Try it → Every single entry must be restated word for word.

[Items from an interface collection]
=====
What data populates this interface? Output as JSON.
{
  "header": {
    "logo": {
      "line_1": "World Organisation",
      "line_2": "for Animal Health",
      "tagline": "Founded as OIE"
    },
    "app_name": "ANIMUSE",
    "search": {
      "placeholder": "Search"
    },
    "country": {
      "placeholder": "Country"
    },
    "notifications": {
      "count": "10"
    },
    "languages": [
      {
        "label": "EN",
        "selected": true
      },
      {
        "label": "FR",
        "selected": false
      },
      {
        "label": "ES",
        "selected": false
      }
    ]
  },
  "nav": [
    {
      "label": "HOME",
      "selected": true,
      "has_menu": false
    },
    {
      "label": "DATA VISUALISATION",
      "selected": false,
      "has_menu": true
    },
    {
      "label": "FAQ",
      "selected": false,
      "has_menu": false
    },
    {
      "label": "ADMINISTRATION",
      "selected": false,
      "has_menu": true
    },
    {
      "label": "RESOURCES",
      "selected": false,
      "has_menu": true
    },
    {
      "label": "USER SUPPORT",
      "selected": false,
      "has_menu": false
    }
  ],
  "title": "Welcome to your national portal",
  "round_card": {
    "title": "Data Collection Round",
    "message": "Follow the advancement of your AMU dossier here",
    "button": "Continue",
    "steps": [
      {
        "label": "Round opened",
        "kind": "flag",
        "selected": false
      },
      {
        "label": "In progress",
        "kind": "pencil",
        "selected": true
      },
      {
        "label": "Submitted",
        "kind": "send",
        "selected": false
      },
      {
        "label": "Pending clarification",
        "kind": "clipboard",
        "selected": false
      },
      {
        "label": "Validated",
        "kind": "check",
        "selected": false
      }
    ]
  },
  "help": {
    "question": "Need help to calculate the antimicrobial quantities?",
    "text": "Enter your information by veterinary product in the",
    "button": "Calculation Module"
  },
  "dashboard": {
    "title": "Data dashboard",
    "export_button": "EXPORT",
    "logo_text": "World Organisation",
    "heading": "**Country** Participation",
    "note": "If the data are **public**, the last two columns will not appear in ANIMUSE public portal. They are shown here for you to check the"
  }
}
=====
Written response →
What data populates this interface? Output as JSON.
{
  "header": {
    "logo": {
      "line_1": "World Organisation",
      "line_2": "for Animal Health",
      "tagline": "Founded as OIE"
    },
    "app_name": "ANIMUSE",
    "search": {
      "placeholder": "Search"
    },
    "country": {
      "placeholder": "Country"
    },
    "notifications": {
      "count": "10"
    },
    "languages": [
      {
        "label": "EN",
        "selected": true
      },
      {
        "label": "FR",
        "selected": false
      },
      {
        "label": "ES",
        "selected": false
      }
    ]
  },
  "nav": [
    {
      "label": "HOME",
      "selected": true,
      "has_menu": false
    },
    {
      "label": "DATA VISUALISATION",
      "selected": false,
      "has_menu": true
    },
    {
      "label": "FAQ",
      "selected": false,
      "has_menu": false
    },
    {
      "label": "ADMINISTRATION",
      "selected": false,
      "has_menu": true
    },
    {
      "label": "RESOURCES",
      "selected": false,
      "has_menu": true
    },
    {
      "label": "USER SUPPORT",
      "selected": false,
      "has_menu": false
    }
  ],
  "title": "Welcome to your national portal",
  "round_card": {
    "title": "Data Collection Round",
    "message": "Follow the advancement of your AMU dossier here",
    "button": "Continue",
    "steps": [
      {
        "label": "Round opened",
        "kind": "flag",
        "selected": false
      },
      {
        "label": "In progress",
        "kind": "pencil",
        "selected": true
      },
      {
        "label": "Submitted",
        "kind": "send",
        "selected": false
      },
      {
        "label": "Pending clarification",
        "kind": "clipboard",
        "selected": false
      },
      {
        "label": "Validated",
        "kind": "check",
        "selected": false
      }
    ]
  },
  "help": {
    "question": "Need help to calculate the antimicrobial quantities?",
    "text": "Enter your information by veterinary product in the",
    "button": "Calculation Module"
  },
  "dashboard": {
    "title": "Data dashboard",
    "export_button": "EXPORT",
    "logo_text": "World Organisation",
    "heading": "**Country** Participation",
    "note": "If the data are **public**, the last two columns will not appear in ANIMUSE public portal. They are shown here for you to check the"
  }
}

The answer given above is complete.